(About this exercise) Copy out each line below in which the string "main" appears.

(Material shown)
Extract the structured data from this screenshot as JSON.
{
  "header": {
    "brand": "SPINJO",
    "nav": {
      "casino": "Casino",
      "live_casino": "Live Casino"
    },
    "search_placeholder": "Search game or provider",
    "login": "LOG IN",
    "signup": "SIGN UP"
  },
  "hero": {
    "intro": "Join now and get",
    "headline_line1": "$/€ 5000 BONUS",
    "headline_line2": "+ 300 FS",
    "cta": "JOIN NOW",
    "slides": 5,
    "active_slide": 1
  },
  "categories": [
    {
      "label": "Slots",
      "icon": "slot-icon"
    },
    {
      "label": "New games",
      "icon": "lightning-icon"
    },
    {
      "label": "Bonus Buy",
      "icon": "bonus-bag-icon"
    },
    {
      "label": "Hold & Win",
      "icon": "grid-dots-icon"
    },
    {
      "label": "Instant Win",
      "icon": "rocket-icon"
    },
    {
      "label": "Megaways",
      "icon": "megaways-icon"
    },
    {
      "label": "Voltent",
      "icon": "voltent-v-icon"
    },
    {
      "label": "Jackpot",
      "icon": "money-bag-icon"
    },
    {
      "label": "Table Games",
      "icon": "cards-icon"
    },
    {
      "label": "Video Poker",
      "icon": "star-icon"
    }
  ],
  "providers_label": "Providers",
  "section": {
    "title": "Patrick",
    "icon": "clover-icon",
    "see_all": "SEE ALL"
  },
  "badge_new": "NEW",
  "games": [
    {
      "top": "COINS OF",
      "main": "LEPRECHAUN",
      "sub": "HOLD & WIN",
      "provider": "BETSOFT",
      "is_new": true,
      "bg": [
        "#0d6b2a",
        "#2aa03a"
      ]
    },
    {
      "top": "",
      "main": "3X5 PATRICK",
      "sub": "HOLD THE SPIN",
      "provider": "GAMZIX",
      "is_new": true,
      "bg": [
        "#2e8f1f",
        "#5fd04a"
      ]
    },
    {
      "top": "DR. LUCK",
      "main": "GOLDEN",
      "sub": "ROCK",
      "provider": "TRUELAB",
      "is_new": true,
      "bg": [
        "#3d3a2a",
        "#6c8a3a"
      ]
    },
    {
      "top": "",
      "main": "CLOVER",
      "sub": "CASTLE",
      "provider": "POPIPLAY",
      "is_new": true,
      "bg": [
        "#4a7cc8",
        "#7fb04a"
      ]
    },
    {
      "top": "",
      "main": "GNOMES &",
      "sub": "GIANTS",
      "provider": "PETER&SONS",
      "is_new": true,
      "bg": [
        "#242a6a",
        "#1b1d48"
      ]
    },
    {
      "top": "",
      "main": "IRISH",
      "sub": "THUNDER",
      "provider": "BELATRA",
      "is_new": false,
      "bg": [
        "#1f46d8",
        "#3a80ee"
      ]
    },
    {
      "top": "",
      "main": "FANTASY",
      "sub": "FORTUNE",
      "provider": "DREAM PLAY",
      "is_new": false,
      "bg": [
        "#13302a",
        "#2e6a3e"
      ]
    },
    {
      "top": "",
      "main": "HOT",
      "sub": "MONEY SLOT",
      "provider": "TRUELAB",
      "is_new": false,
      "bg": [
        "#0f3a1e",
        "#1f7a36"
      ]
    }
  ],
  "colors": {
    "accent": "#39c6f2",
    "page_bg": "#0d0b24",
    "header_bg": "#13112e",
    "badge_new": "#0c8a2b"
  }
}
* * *
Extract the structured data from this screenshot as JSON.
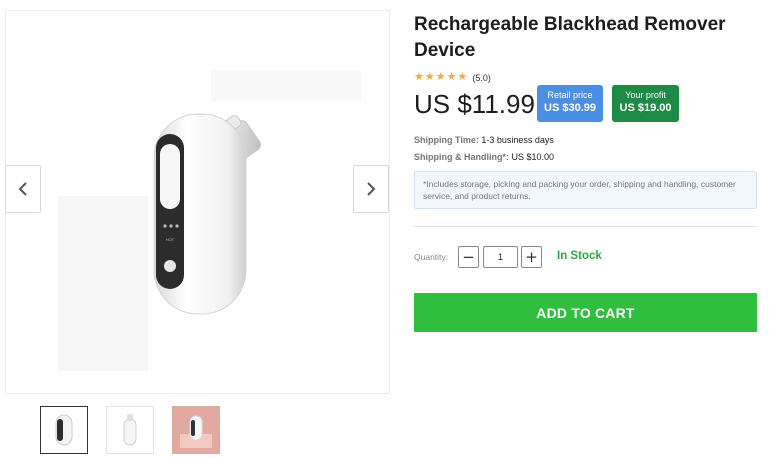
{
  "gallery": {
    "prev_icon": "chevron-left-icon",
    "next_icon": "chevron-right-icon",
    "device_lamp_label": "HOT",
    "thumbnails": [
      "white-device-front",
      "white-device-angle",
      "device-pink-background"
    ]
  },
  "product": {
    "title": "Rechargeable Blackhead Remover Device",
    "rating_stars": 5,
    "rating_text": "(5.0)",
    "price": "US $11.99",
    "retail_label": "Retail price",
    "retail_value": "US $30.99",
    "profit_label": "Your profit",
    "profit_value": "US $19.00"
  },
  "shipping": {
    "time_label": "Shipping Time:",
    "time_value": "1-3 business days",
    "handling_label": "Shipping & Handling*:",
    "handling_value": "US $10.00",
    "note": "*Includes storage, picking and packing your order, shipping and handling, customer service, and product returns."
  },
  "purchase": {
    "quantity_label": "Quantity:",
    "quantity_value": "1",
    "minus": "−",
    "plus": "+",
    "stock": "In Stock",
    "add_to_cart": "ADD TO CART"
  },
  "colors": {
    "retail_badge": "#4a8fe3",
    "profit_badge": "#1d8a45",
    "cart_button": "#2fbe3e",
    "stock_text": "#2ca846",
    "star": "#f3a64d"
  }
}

(Output for this task)
      "main": "LEPRECHAUN",
      "main": "3X5 PATRICK",
      "main": "GOLDEN",
      "main": "CLOVER",
      "main": "GNOMES &",
      "main": "IRISH",
      "main": "FANTASY",
      "main": "HOT",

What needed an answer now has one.